11. Some unresolved issues. The report leaves a number of issues unaddressed, including:
- What are the surveillance implications for other rights? OHCHR explicitly notes, briefly, that surveillance may implicate others rights (e.g. the right to life, to freedom of opinion, of peaceful assembly) (¶14). As an example, the report offers: “Other rights, such as the right to health, may also be affected by digital surveillance practices, for example where an individual refrains from seeking or communicating sensitive health-related information for fear that his or her anonymity may be compromised.” However, the section is under-developed (as the report itself notes), and given the many impacts that surveillance can have on rights other than privacy, it would be worthwhile for future OHCHR reports to explain in greater detail the relevant law and state responsibilities.
- Can a state receive surveillance data obtained unlawfully? OHCHR states that a state has the responsibility to ensure other states or entities are not violating the privacy rights of people in its jurisdiction. What the report does not spell out, however, is whether states must put in place safeguards to ensure that they do not receive from another state or entity personal data that was gathered outside the bounds of international human rights law. Given the amount of inter-state intelligence sharing taking place, this is an important issue.

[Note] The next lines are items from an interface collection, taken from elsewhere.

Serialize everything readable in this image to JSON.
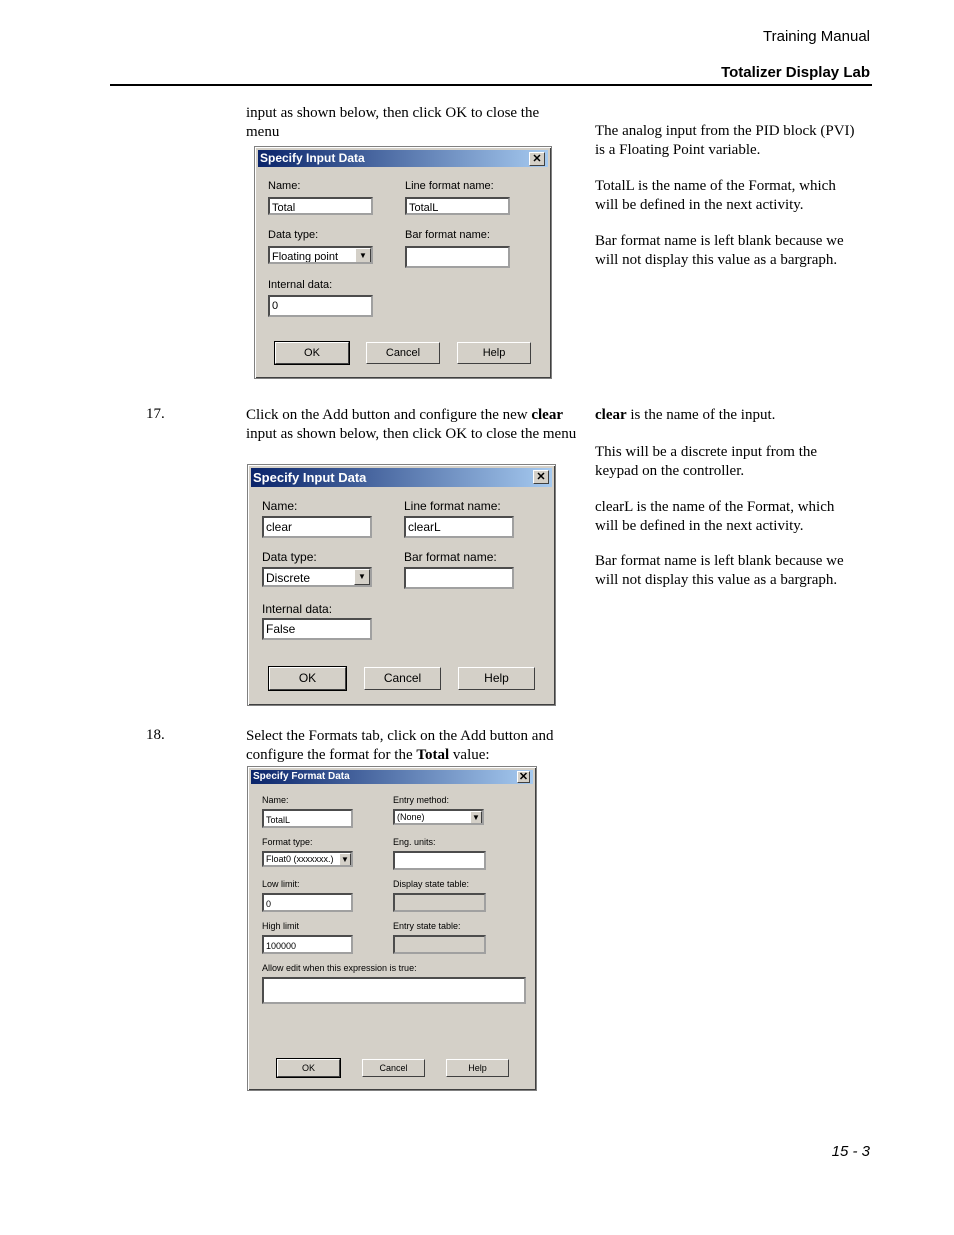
{
  "header": {
    "manual": "Training Manual",
    "section": "Totalizer Display Lab"
  },
  "intro": {
    "text": "input as shown below, then click OK to close the menu"
  },
  "notes1": [
    "The analog input from the PID block (PVI) is a Floating Point variable.",
    "TotalL is the name of the Format, which will be defined in the next activity.",
    "Bar format name is left blank because we will not display this value as a bargraph."
  ],
  "dialog1": {
    "title": "Specify Input Data",
    "name_label": "Name:",
    "name": "Total",
    "line_label": "Line format name:",
    "line": "TotalL",
    "type_label": "Data type:",
    "type": "Floating point",
    "bar_label": "Bar format name:",
    "bar": "",
    "internal_label": "Internal data:",
    "internal": "0",
    "ok": "OK",
    "cancel": "Cancel",
    "help": "Help"
  },
  "step17": {
    "num": "17.",
    "pre": "Click on the Add button and configure the new ",
    "bold": "clear",
    "post": " input as shown below, then click OK to close the menu"
  },
  "notes2": {
    "bold": "clear",
    "first": " is the name of the input.",
    "items": [
      "This will be a discrete input from the keypad on the controller.",
      "clearL is the name of the Format, which will be defined in the next activity.",
      "Bar format name is left blank because we will not display this value as a bargraph."
    ]
  },
  "dialog2": {
    "title": "Specify Input Data",
    "name_label": "Name:",
    "name": "clear",
    "line_label": "Line format name:",
    "line": "clearL",
    "type_label": "Data type:",
    "type": "Discrete",
    "bar_label": "Bar format name:",
    "bar": "",
    "internal_label": "Internal data:",
    "internal": "False",
    "ok": "OK",
    "cancel": "Cancel",
    "help": "Help"
  },
  "step18": {
    "num": "18.",
    "pre": "Select the Formats tab, click on the Add button and configure the format for the ",
    "bold": "Total",
    "post": " value:"
  },
  "dialog3": {
    "title": "Specify Format Data",
    "name_label": "Name:",
    "name": "TotalL",
    "entry_label": "Entry method:",
    "entry": "(None)",
    "ftype_label": "Format type:",
    "ftype": "Float0 (xxxxxxx.)",
    "units_label": "Eng. units:",
    "units": "",
    "low_label": "Low limit:",
    "low": "0",
    "dst_label": "Display state table:",
    "high_label": "High limit",
    "high": "100000",
    "est_label": "Entry state table:",
    "allow_label": "Allow edit when this expression is true:",
    "allow": "",
    "ok": "OK",
    "cancel": "Cancel",
    "help": "Help"
  },
  "footer": {
    "page": "15 - 3"
  }
}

- Is privacy a customary international law right? OHCHR does not explicitly state whether the right to privacy is recognized under customary international law (i.e., binding on a state regardless of its ratification of the International Covenant on Civil and Political Rights). The report might be read as coming close, in noting that privacy is protected under various international and regional treaties, and in national-level laws, and in concluding that “there is universal recognition” of its “fundamental importance.” (¶13). However, the report does not address the question of contrary state practice.
- How does surveillance chill rights? The OHCHR report references the chilling impact of surveillance. In addition, it notes (¶1) that new communication technologies may promote rights directly, as well as facilitate the work of human rights defenders to document and improve respect for rights. Particularly since the Snowden leaks, many human rights advocates have discussed and noted the chilling impacts of surveillance on their work, but these impacts of surveillance are largely anecdotal. Valuable future OHCHR work could more systematically study the chilling impacts of state surveillance.
- How do privacy rights operate during armed conflict? The report does not address privacy rights specifically in the context of armed conflict. Given that at least some electronic surveillance operations are occurring in the context of armed conflicts (e.g., in Afghanistan) and in the context of what some states claim are armed conflicts (e.g. the U.S.’ controversially claimed transnational armed conflict with al Qaeda), this is a notable gap.